10. 10. Distance Within the Solar SystemDistance Within the Solar System • Distances within the solar system areDistances within the solar system are measured using astronomical units or AU.measured using astronomical units or AU. – An astronomical unit is the average distanceAn astronomical unit is the average distance between Earth and the Sun, about 150 million km.between Earth and the Sun, about 150 million km.
11. 11. Distances Beyond the Solar SystemDistances Beyond the Solar System • Astronomers measure distances beyond theAstronomers measure distances beyond the solar system using light-years.solar system using light-years. – A light-year is the distance light travels in 1 year.A light-year is the distance light travels in 1 year. – 1 light-year equals about 10 trillion km.1 light-year equals about 10 trillion km. – The nearest star to our Sun is 4.2 light-years away.The nearest star to our Sun is 4.2 light-years away. How far is that in km?How far is that in km?
12. 12. Looking Back in TimeLooking Back in Time • Because it takes time for light to travel, youBecause it takes time for light to travel, you see a star not as it is today, but as it was whensee a star not as it is today, but as it was when light left it.light left it. • At 4.2 light-years away, Proxima CentauriAt 4.2 light-years away, Proxima Centauri appears as it was 4.2 years ago.appears as it was 4.2 years ago.
13. 13. Measuring BrightnessMeasuring Brightness • Astronomers measure the brightness of starsAstronomers measure the brightness of stars in two ways:in two ways: – By how bright they are from EarthBy how bright they are from Earth – By how bright they actually areBy how bright they actually are

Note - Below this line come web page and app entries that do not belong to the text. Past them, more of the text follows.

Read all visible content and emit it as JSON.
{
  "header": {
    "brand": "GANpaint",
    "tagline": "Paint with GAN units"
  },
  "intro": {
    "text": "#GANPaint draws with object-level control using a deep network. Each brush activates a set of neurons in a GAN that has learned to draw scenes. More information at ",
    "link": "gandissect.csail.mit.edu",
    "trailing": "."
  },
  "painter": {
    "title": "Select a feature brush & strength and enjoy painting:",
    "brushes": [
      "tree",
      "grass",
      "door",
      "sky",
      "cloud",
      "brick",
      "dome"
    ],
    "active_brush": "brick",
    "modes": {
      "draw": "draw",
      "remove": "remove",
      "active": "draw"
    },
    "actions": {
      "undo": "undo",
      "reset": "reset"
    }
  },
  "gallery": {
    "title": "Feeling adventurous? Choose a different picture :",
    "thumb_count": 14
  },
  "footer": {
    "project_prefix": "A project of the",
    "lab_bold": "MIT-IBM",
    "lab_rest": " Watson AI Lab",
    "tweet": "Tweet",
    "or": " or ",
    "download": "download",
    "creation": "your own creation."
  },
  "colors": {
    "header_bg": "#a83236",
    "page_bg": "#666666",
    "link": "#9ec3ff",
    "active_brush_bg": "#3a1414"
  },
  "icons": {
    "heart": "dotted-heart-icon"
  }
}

14. 14. Apparent MagnitudeApparent Magnitude • Scientists measure how bright stars appear fromScientists measure how bright stars appear from Earth using a scale developed by the ancientEarth using a scale developed by the ancient Greek astronomer HipparchusGreek astronomer Hipparchus – Hipparchus assigned a number to every star he saw inHipparchus assigned a number to every star he saw in the night sky based on its brightness.the night sky based on its brightness. • Today these are called number magnitudesToday these are called number magnitudes • The apparent magnitude of an object is aThe apparent magnitude of an object is a measure of how bright it appears from Earthmeasure of how bright it appears from Earth – Hipparchus assigned the number 1 to the brightestHipparchus assigned the number 1 to the brightest star he saw in the night skystar he saw in the night sky

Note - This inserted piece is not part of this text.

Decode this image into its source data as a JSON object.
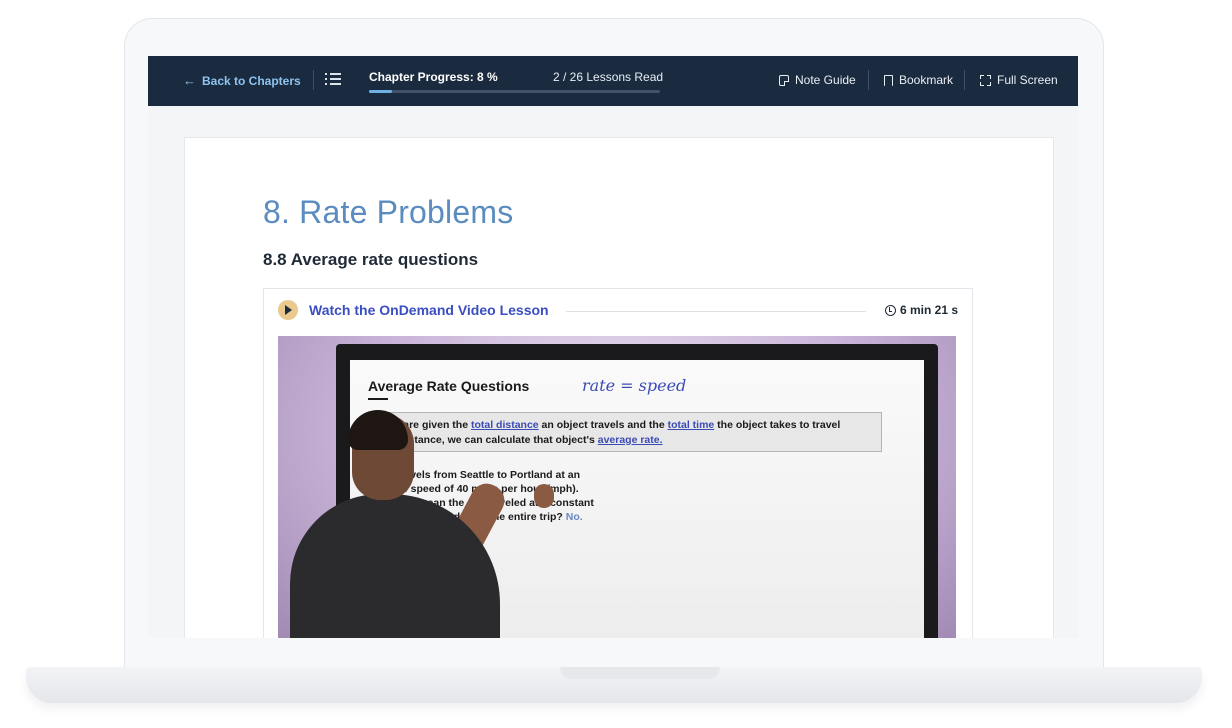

15. 15. Absolute MagnitudeAbsolute Magnitude • Stars can appear bright or dim depending onStars can appear bright or dim depending on their distances from Earth, but stars also havetheir distances from Earth, but stars also have actual, or absolute, magnitudesactual, or absolute, magnitudes • Luminosity is the true brightness of an objectLuminosity is the true brightness of an object • This depends on the star’s temperature and sizeThis depends on the star’s temperature and size rather then its distance from Earthrather then its distance from Earth • A star’s luminosity, distance, and apparentA star’s luminosity, distance, and apparent magnitude are all related. Thus, if a scientistmagnitude are all related. Thus, if a scientist knows two of these factor, he canknows two of these factor, he can mathematically determine the third.mathematically determine the third.